 The HX711 does one thing well: read load cells. The breakout board is compatible with any wheat-stone bridge
 based load cell which should allow a user to measure everything from a few grams to tens of tons.
 Arduino pin 2 -> HX711 CLK
 3 -> DAT
 5V -> VCC
 GND -> GND
 The HX711 board can be powered from 2.7V to 5V so the Arduino 5V power should be fine.
*/
#include "HX711.h"
#define calibration_factor -7050.0 //This value is obtained using the SparkFun_HX711_Calibration sketch
#define DOUT  3
#define CLK  2
HX711 scale(DOUT, CLK);
void setup() {
  Serial.begin(9600);
  Serial.println("HX711 scale demo");
  scale.set_scale(calibration_factor); //This value is obtained by using the SparkFun_HX711_Calibration sketch
  scale.tare(); //Assuming there is no weight on the scale at start up, reset the scale to 0
  Serial.println("Readings:");
}
void loop() {
  Serial.print("Reading: ");
  Serial.print(scale.get_units(), 1); //scale.get_units() returns a float
  Serial.print(" lbs"); //You can change this to kg but you'll need to refactor the calibration_factor
  Serial.println();
}</p>

Comments

megan_stapley (author)2017-10-18

Where did you buy your washers/standoffs?...I can't find any with a similar thickness

DegrawSt (author)megan_stapley2017-10-19

I buy all of my spacers from McMaster-Carr.
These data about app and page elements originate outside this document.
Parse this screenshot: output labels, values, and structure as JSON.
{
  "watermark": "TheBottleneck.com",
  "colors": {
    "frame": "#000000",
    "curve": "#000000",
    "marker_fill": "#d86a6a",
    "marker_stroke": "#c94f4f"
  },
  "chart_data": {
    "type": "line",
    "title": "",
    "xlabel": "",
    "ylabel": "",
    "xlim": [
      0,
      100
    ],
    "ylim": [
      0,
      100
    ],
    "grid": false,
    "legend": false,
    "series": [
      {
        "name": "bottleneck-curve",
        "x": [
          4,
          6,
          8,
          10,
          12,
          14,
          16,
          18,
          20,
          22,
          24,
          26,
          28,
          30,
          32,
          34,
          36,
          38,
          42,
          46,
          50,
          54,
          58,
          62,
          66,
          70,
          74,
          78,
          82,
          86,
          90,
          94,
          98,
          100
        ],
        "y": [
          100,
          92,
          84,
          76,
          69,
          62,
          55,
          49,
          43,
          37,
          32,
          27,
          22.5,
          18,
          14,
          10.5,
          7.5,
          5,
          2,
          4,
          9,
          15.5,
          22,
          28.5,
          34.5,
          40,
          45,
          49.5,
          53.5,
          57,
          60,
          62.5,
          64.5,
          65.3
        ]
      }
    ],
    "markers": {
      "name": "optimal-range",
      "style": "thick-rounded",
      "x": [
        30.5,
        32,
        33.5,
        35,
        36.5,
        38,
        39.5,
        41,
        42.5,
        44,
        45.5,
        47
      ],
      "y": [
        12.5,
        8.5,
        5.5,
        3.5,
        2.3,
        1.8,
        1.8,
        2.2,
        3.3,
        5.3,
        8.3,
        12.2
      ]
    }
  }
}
They are affordable and have a good selection. The best for this project are Aluminum unthreaded spacers, 10 mm height.

https://www.mcmaster.com/#unthreaded-spacers/=19vtog2

johnnyfrx made it! (author)2017-10-11

This was a great project with great parts from DeGraw. I built this mainly to track the weight of our Bearded Dragon, but now I am weighing EVERYTHING just so I can play with my toy. You can check it out here: https://www.instructables.com/id/Arduino-Uno-HX711-Digital-Weight-Scale/

Mepod (author)2017-10-05

Hello. Can I use 100 g load cell for this?

DegrawSt (author)Mepod 2017-10-06

Yes, 100g load cells are usually wired the same way. It should work without any changes.

DavidG809 (author)2017-10-02

Good instruction
Question can this load cell only be used to measure downward force (as bath scale) what type do I need for a pull scale as used in a fish or supermarket hanging scale? I’ve never seen one used in that orientation

Thanks

DegrawSt (author)DavidG8092017-10-03

This type of load cell should only be used to measure force in the direction of the arrow on the front, but you could definitely flip it over to measure a pulling force. This would only really be good for a permanently mounted scale since the force is on a cantilever.

If you want to measure pulling force with a handheld device, you could follow most of the instructions but use "S type" load cell (https://www.aliexpress.com/item/YZC-516C-S-type-weighing-sensor-100kg-200kg-300kg-500kg-2000kg-1-Ton-2-Ton-pull/32768086816.html), this would be very accurate. You could also buy a cheap digital luggage scale and remove the load cell

DavidG809 (author)DegrawSt2017-10-03

Thank you! This points me towards the right direction.